The joint study on sustainability, traceability and transparency within the Apparel supply chain called ‘Moving the needle – Threading a sustainable future for apparel’ asked over 200 senior executives in August 2021 to share their sustainable practices.

The study found two-thirds (66%) of apparel industry insiders believe supply chain transparency is an ‘extremely important’ issue, while 80% aim to implement transparent solutions by 2027. However, only a fifth (20%) of the respondents have a comprehensive overview of all stakeholders in their supply chain (visibility) and just 15% currently have full traceability within their supply chain.

Peter Liddell, KPMG partner, Global Leader Operations Centre of Excellence (Supply Chain, Procurement, Operations Excellence) pointed out: “Executives have had transparency on their radar for a long time, but there is still a big gap between strategic intent and achieving tangible outcomes.”

He added: “Companies must become connected organisations and align every functional process, related data and systems, and relationship in the business towards the achievement of sustainable growth. If stakeholders are not aligned to enterprise-wide transparency goals, a wrong decision or misguided action could undo all the goodwill that an organisation has created.”

The three key factors that are encouraging apparel companies to address transparency, according to the report are:

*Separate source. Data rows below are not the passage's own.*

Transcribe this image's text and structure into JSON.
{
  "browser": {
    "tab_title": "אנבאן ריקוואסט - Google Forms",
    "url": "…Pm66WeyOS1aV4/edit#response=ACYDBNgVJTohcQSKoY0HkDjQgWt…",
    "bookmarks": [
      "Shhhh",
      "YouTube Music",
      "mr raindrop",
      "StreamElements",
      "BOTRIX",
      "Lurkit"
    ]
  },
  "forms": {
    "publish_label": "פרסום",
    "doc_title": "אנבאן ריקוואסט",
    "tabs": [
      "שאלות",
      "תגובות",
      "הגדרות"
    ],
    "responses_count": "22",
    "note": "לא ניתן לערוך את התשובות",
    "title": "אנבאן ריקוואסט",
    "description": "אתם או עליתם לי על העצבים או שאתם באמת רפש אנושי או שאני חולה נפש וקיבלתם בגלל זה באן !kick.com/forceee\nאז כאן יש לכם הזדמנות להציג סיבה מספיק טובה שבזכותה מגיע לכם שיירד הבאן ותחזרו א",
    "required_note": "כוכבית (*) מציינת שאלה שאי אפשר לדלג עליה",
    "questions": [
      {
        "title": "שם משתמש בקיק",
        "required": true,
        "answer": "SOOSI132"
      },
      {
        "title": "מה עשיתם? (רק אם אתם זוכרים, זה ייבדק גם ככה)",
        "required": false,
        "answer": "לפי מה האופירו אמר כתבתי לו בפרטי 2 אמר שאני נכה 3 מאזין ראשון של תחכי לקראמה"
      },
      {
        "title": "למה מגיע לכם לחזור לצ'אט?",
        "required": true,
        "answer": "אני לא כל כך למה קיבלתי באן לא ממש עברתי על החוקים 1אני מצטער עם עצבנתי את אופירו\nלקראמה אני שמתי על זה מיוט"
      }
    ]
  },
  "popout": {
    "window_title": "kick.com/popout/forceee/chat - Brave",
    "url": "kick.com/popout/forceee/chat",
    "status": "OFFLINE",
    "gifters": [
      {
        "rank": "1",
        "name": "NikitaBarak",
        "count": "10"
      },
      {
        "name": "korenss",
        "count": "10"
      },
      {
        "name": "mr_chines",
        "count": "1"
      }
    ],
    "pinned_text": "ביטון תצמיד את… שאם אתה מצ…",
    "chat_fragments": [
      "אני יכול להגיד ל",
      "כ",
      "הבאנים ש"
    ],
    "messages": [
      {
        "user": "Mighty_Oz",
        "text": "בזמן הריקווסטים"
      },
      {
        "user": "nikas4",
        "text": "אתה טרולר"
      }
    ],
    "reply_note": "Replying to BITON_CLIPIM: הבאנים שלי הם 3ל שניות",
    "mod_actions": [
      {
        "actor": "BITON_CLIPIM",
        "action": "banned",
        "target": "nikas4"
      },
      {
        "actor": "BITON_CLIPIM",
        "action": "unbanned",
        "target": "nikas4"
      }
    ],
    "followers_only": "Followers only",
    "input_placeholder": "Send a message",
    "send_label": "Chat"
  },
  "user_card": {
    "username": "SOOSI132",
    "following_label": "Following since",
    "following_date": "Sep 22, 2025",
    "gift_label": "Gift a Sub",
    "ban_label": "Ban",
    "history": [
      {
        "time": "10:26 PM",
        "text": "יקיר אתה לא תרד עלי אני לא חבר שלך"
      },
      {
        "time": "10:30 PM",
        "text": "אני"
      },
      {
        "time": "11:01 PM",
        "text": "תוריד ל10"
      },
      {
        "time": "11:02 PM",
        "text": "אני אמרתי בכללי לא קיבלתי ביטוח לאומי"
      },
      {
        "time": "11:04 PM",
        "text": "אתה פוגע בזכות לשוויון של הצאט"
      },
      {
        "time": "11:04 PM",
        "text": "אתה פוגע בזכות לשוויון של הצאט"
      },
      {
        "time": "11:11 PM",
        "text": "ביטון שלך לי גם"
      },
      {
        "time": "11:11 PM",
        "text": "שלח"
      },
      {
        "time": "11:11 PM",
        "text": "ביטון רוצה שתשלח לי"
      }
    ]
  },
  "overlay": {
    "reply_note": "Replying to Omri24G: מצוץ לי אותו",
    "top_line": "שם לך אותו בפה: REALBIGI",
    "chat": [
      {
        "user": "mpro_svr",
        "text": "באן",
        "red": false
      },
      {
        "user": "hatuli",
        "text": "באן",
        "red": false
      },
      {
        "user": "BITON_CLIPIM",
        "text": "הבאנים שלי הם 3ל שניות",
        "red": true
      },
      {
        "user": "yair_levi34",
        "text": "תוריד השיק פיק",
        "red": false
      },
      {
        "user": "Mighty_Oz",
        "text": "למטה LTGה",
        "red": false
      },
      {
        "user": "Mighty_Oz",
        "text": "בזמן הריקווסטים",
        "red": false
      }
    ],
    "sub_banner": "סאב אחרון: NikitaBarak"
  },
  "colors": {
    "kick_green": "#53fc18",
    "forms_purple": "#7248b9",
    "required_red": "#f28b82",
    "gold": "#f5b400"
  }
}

  1. Corporate reputation: Over half (52%) of suppliers and 59% of retailers/brands considered enhancing their corporate reputation as the main reason to boost their supply chain transparency.
  2. Business opportunities: Now more than ever, suppliers are motivated to improve supply chain transparency as part of their business goals, as this may allow them to tap into business opportunities with brands and retailers that are positioning themselves as sustainable or complying with stricter regulations.
  3. Profitability: Companies are looking to improve operational excellence to lower costs and preserve margins. Research indicates businesses with higher sustainability scores have a lower cost of capital. A sustainable apparel business can expect to have an average increase in net profit of 1-1.5% for brands and 1.5-2.5% for suppliers.

The respondents of the survey, which took place ahead of COP26, represented a mixture of brands, retailers, suppliers, manufacturers and sourcing agents of varying sizes. The study also included in-depth interviews with executives at apparel brands, manufacturers, associations and solution providers. It was conducted by audit, tax and advisory service company KPMG China and business network platform Serai.

Anson Bailey, head of consumer and retail, ASPAC at KPMG China said: “Walking the talk on sustainability issues is something that apparel companies can no longer afford to ignore. Consumers nowadays have so much more information on the sustainability credentials of products, as well as the companies behind them and their impact on the wider community.”

He added: “The COP26 climate summit has highlighted the need for the industry to change. Greater transparency means that brands will be held accountable, however it also opens up opportunities to better manage inventories, introduce more agility and achieve greater collaboration across the entire supply chain.”

The report explained that supply chain transparency is a cornerstone of the apparel industry’s efforts to become more sustainable, however five considerations should be taken into account:

1. Internal alignment  

Aligning a company’s internal vision, definition and direction on transparency within the corporate strategy is the first step to achieving genuine transparency. Gaining acceptance and cross-functional alignment of the company’s strategic
transparency goals, including a general approach and timeframe, is critical.

2. Implementation framework 

Once a company’s overall vision for transparency has been defined, a strategic framework to implement transparency needs to be designed.

3. Build a fact-based supply chain 

Companies should start by gathering information that will illustrate the origins and network flows of all materials, highlight their supply chain trading partners and how they work together.

4. Data collection and consolidation 

The gap between strategic intent and achieving tangible transparency outcomes is driven to a large extent by a lack of access to quality and consistent data.

5. Data analysis and risk management 

Once data is consolidated, companies should have the information they need to generate actionable insights.

Challenges for achieving full transparency across supply chains

The capacity of the apparel industry to ensure supply chain transparency remains low, according to the report. The biggest barrier holding back the industry from achieving transparency is high initial investment. Difficulties in obtaining and managing data from other companies in the supply chain is another major obstacle.

Two-thirds of industry respondents (65%) were willing to disclose their supply chain traceability policy and this proportion was much higher for suppliers in North America (80%) and Europe (81%). Suppliers in these regions are at a cost disadvantage to suppliers in Asia Pacific and may use their sustainability credentials to differentiate themselves from lower cost competition.

In contrast, only 14% of companies surveyed have fully automated transparency systems in place for visibility and 13% for traceability. Meanwhile, over half of all the respondents have manual processes in place for those two components – and the figure is higher for smaller and medium-sized businesses. With the increased demand for information from both consumers and regulators, there is an urgency for the industry to upgrade infrastructure. The adoption of digital technologies will be key to capturing material flows across the supply chain and for the entire network to gain visibility.

The report explained that investment in transparency tools will be crucial for apparel companies if they do not want to risk losing a competitive advantage. It suggests that to move forward, the industry will need to overcome challenges associated with the consistency and quality of data.